**WORK ITEM**:
Lines in which "your" appears should be pulled from the data below.

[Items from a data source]
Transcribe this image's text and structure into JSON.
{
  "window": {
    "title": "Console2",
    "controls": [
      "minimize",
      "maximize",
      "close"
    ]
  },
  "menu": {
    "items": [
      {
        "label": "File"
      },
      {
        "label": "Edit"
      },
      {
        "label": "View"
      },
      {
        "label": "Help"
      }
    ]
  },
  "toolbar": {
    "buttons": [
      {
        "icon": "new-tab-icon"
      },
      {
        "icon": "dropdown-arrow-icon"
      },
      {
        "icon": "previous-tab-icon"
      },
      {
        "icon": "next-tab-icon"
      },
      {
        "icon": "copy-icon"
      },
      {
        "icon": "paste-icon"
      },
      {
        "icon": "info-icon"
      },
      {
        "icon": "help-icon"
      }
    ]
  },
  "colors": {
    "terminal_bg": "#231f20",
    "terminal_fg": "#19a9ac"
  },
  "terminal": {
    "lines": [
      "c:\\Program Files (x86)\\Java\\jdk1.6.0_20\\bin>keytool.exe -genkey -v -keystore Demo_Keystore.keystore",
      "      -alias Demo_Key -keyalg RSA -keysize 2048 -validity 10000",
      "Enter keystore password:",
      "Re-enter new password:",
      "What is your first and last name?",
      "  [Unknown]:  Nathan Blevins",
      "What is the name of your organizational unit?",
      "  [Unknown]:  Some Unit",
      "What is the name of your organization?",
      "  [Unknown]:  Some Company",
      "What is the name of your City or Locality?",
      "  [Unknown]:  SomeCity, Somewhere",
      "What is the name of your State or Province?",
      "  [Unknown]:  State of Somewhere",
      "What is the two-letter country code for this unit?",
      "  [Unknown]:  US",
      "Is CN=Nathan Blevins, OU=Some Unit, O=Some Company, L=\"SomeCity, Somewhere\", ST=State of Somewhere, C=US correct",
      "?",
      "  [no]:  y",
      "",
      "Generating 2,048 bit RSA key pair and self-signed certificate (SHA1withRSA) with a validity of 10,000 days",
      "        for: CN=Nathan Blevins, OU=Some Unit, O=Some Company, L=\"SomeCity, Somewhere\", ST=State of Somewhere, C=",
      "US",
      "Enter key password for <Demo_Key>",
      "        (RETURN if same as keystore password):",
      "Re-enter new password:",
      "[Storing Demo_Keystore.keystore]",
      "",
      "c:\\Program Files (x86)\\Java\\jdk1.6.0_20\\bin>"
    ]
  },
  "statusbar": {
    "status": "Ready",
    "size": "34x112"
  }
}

**RESPONSE**:
      "What is your first and last name?",
      "What is the name of your organizational unit?",
      "What is the name of your organization?",
      "What is the name of your City or Locality?",
      "What is the name of your State or Province?",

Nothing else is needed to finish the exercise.